“To fly, we have to have resistance.” (Maya Lin)
As a PNP working in an elementary school-based health clinic (SBHC), I care for an ever-growing number of children with increased BMIs (>85%). Despite my knowledge of the importance of the problem, my engaging conversational style, and my endless supply of 5-2-1-0 handouts, I became frustrated with my inability to make much improvement. No matter how many times we set goals for eating more fruits and vegetables, drinking more water or exercising daily, most of the time the family would come back for a recheck and nothing had changed. Sometimes it seemed like they just did not want to change.
Were my patients and their parents feeling disengaged and minimizing the problem at hand? Did they feel ashamed, and think that I was just lecturing them during our visits? Maybe it was time to make some changes to the way I approached the issue.
In September 2013, I attended the Motivational Interviewing for Healthcare Professionals program through the CU College of Nursing.

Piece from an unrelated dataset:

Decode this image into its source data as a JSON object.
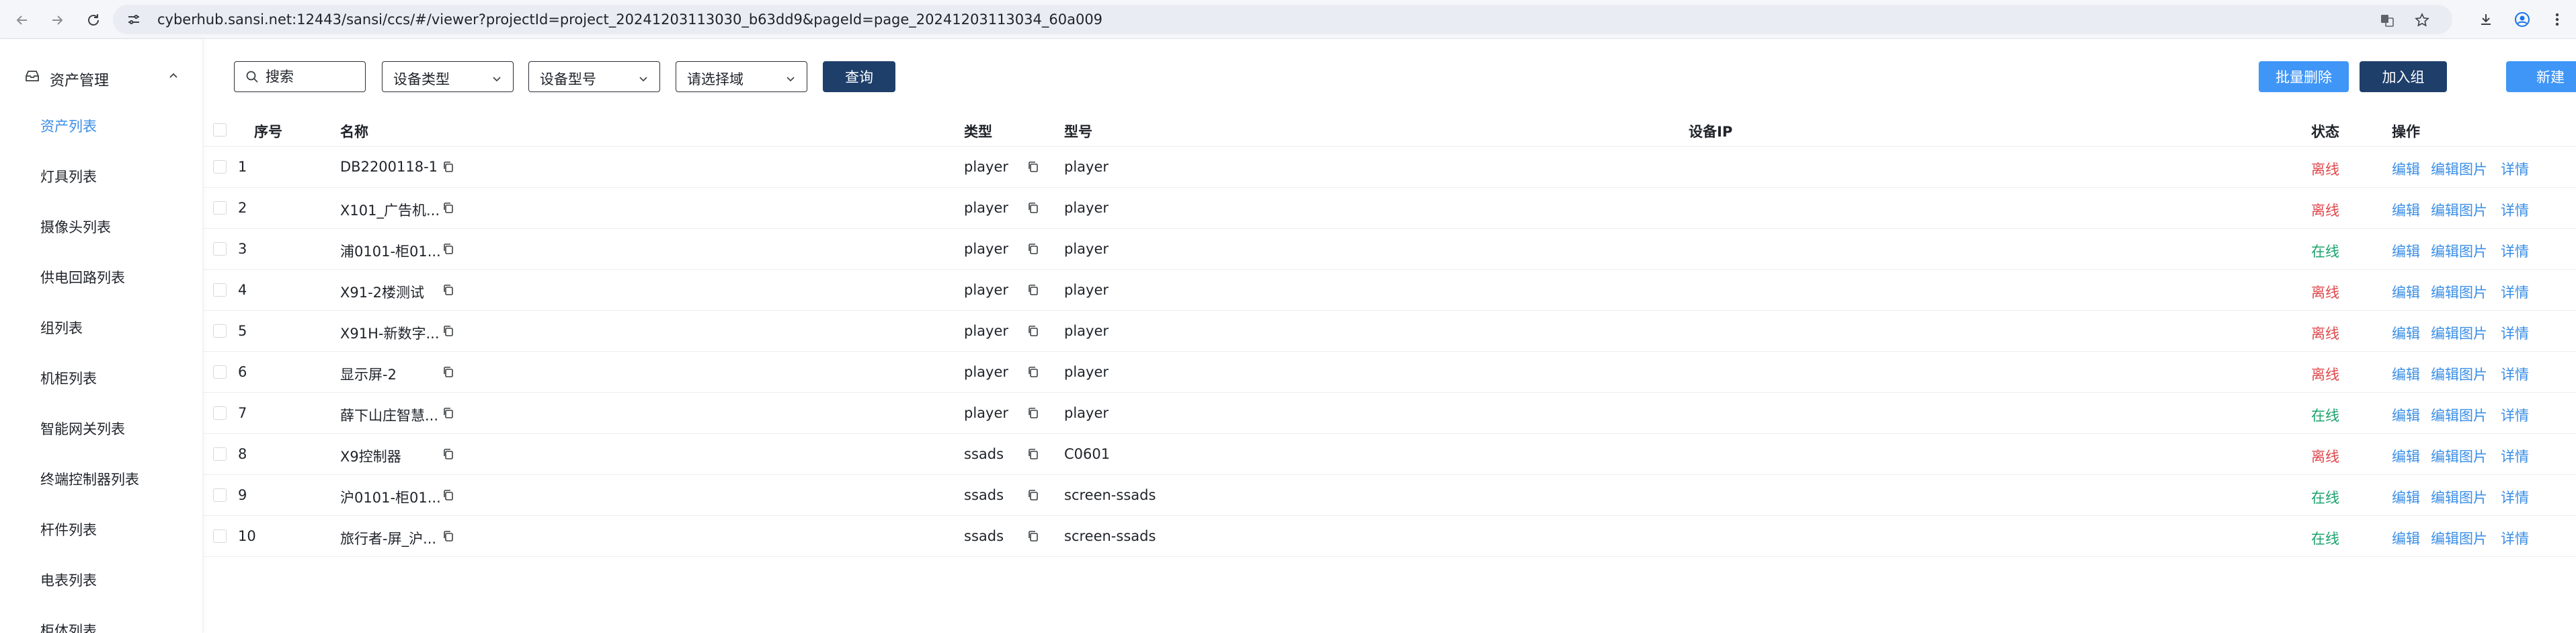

During the workshop, Dr. Paul Cook and Laurra Aagaard presented a new and appealing way to help patients and their families decide whether or not they want to make changes in their lives.
I learned that it is not my responsibility to change behavior, but instead to understand the ambivalence that families and children may have about change and help them resolve it. If the child and/or parent are not ready to make changes, there is nothing that I can do or say to make them do it. This may seem obvious, but it is a shift in the frame of reference that I have found very valuable. I have been able to step from my role as teacher/director and into a role as guide/supporter as the family decides for themselves what they want to do. Motivational interviewing supports the self-efficacy of the family, eliciting solutions instead of handing them out.

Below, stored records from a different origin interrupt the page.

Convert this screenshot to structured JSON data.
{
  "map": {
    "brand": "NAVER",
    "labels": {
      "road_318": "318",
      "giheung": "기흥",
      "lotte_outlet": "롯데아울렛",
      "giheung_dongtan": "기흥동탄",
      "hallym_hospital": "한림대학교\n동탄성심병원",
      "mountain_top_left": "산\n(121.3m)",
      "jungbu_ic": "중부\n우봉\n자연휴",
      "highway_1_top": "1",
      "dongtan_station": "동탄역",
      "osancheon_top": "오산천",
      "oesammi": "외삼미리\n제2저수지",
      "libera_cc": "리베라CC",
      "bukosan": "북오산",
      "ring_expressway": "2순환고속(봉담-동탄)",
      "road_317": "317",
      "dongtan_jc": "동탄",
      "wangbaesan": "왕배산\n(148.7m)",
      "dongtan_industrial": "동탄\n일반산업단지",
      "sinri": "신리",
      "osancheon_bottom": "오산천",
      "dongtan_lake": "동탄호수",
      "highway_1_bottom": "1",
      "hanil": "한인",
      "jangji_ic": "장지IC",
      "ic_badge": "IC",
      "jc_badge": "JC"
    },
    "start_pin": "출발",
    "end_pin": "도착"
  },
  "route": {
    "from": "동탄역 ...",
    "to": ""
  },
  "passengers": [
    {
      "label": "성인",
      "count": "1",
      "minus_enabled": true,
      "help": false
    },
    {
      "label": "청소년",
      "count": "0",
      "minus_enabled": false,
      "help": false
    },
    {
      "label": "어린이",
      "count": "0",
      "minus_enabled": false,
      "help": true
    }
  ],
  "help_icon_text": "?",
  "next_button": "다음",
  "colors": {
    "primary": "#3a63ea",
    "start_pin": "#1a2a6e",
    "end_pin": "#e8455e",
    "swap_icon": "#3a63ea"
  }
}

In the workshop, we learned ways to encourage “change talk” when we hear it and how to redirect conversations when necessary. Useful questions like, “What do you think would work, if you did want to change?” and “What would you like to do at this point?” are non-threatening while allowing for real conversations about change. After attending this class, I find that a sense of true and caring curiosity has replaced my desire to “fix it.”

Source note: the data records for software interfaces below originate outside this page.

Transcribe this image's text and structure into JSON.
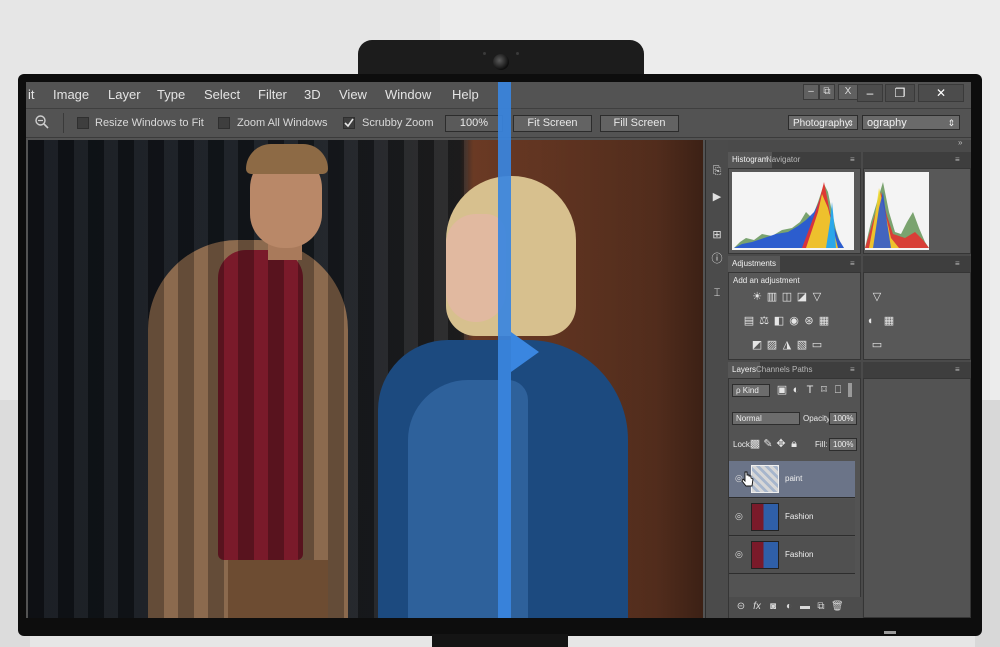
{
  "menubar": {
    "items": [
      "it",
      "Image",
      "Layer",
      "Type",
      "Select",
      "Filter",
      "3D",
      "View",
      "Window",
      "Help"
    ]
  },
  "window_controls": {
    "inner": [
      "–",
      "⧉",
      "X"
    ],
    "outer": [
      "–",
      "❐",
      "✕"
    ]
  },
  "options_bar": {
    "resize_windows": {
      "label": "Resize Windows to Fit",
      "checked": false
    },
    "zoom_all": {
      "label": "Zoom All Windows",
      "checked": false
    },
    "scrubby_zoom": {
      "label": "Scrubby Zoom",
      "checked": true
    },
    "zoom_value": "100%",
    "fit_screen": "Fit Screen",
    "fill_screen": "Fill Screen",
    "workspace_small": "Photography",
    "workspace_large": "ography"
  },
  "panels": {
    "histogram_tabs": [
      "Histogram",
      "Navigator"
    ],
    "adjustments_tab": "Adjustments",
    "adjustments_hint": "Add an adjustment",
    "layers_tabs": [
      "Layers",
      "Channels",
      "Paths"
    ],
    "kind_filter": "ρ Kind",
    "blend_mode": "Normal",
    "opacity_label": "Opacity:",
    "opacity_value": "100%",
    "lock_label": "Lock:",
    "fill_label": "Fill:",
    "fill_value": "100%",
    "layers": [
      {
        "name": "paint",
        "selected": true
      },
      {
        "name": "Fashion",
        "selected": false
      },
      {
        "name": "Fashion",
        "selected": false
      }
    ]
  },
  "colors": {
    "ui_gray": "#535353",
    "split_blue": "#3a86e0",
    "selected_layer": "#6b7488"
  }
}
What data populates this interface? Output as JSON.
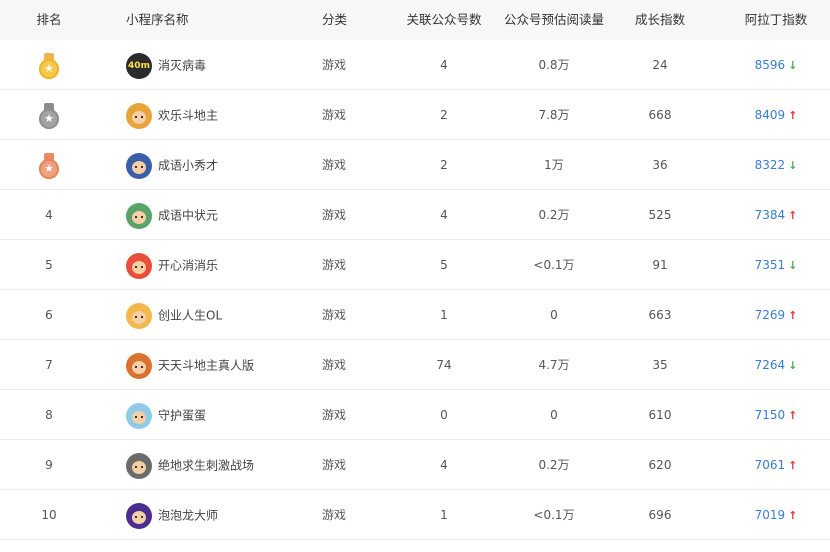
{
  "header": {
    "rank": "排名",
    "name": "小程序名称",
    "category": "分类",
    "accounts": "关联公众号数",
    "reads": "公众号预估阅读量",
    "growth": "成长指数",
    "aladdin": "阿拉丁指数"
  },
  "rows": [
    {
      "rank": "",
      "medal": "gold",
      "name": "消灭病毒",
      "category": "游戏",
      "accounts": "4",
      "reads": "0.8万",
      "growth": "24",
      "aladdin": "8596",
      "trend": "down",
      "avatar_color": "#2b2b2b",
      "avatar_label": "40m"
    },
    {
      "rank": "",
      "medal": "silver",
      "name": "欢乐斗地主",
      "category": "游戏",
      "accounts": "2",
      "reads": "7.8万",
      "growth": "668",
      "aladdin": "8409",
      "trend": "up",
      "avatar_color": "#e8a33b"
    },
    {
      "rank": "",
      "medal": "bronze",
      "name": "成语小秀才",
      "category": "游戏",
      "accounts": "2",
      "reads": "1万",
      "growth": "36",
      "aladdin": "8322",
      "trend": "down",
      "avatar_color": "#3a5ea8"
    },
    {
      "rank": "4",
      "medal": "",
      "name": "成语中状元",
      "category": "游戏",
      "accounts": "4",
      "reads": "0.2万",
      "growth": "525",
      "aladdin": "7384",
      "trend": "up",
      "avatar_color": "#5aa36a"
    },
    {
      "rank": "5",
      "medal": "",
      "name": "开心消消乐",
      "category": "游戏",
      "accounts": "5",
      "reads": "<0.1万",
      "growth": "91",
      "aladdin": "7351",
      "trend": "down",
      "avatar_color": "#e94e3c"
    },
    {
      "rank": "6",
      "medal": "",
      "name": "创业人生OL",
      "category": "游戏",
      "accounts": "1",
      "reads": "0",
      "growth": "663",
      "aladdin": "7269",
      "trend": "up",
      "avatar_color": "#f2b84b"
    },
    {
      "rank": "7",
      "medal": "",
      "name": "天天斗地主真人版",
      "category": "游戏",
      "accounts": "74",
      "reads": "4.7万",
      "growth": "35",
      "aladdin": "7264",
      "trend": "down",
      "avatar_color": "#d9722e"
    },
    {
      "rank": "8",
      "medal": "",
      "name": "守护蛋蛋",
      "category": "游戏",
      "accounts": "0",
      "reads": "0",
      "growth": "610",
      "aladdin": "7150",
      "trend": "up",
      "avatar_color": "#8fcbe8"
    },
    {
      "rank": "9",
      "medal": "",
      "name": "绝地求生刺激战场",
      "category": "游戏",
      "accounts": "4",
      "reads": "0.2万",
      "growth": "620",
      "aladdin": "7061",
      "trend": "up",
      "avatar_color": "#6b6b6b"
    },
    {
      "rank": "10",
      "medal": "",
      "name": "泡泡龙大师",
      "category": "游戏",
      "accounts": "1",
      "reads": "<0.1万",
      "growth": "696",
      "aladdin": "7019",
      "trend": "up",
      "avatar_color": "#4a2d8f"
    }
  ],
  "colors": {
    "aladdin_text": "#3a7bd5",
    "trend_up": "#e53935",
    "trend_down": "#4caf50",
    "header_bg": "#f7f7f7"
  }
}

Since the class, I have spent hours measuring the patient’s and family’s perception of the necessity of change, their level of motivation to change, and the level of confidence the family has that they can follow through. I now recognize that if a child or parent has a low level of concern about a problem, it is far more worthwhile to focus on the risks and benefits that might be involved with remaining at the status quo, instead wasting time and energy talking about what kinds of changes would be helpful to them.
One of the most powerful lessons I have learned in this process is that just telling or showing someone the truth does not make them believe. Experience makes all the difference!
Using motivational interviewing during office visits with children and their families continues to be a work in progress for me, but I can attest that our visits have become much more positive and engaging, and that children’s goals are being met much more often! I confess that it can be tempting to slip back into my old habits when I am short on time. Then I stop for a moment to remind myself of the pauses, the sighs, the smiles, the true insight, the honest engagement, and the progress that I have seen during weight check visits with motivational interviewing, and I realize I would not trade that for anything!
Editor’s Note: Julie MW Zavala, MS ’01, ND ’01, DNP ’11, is a pediatric nurse practitioner and director of clinical services for school-based and mobile clinics at the Rocky Mountain Youth Clinics. Visit our website to learn about the online motivational interviewing CE course.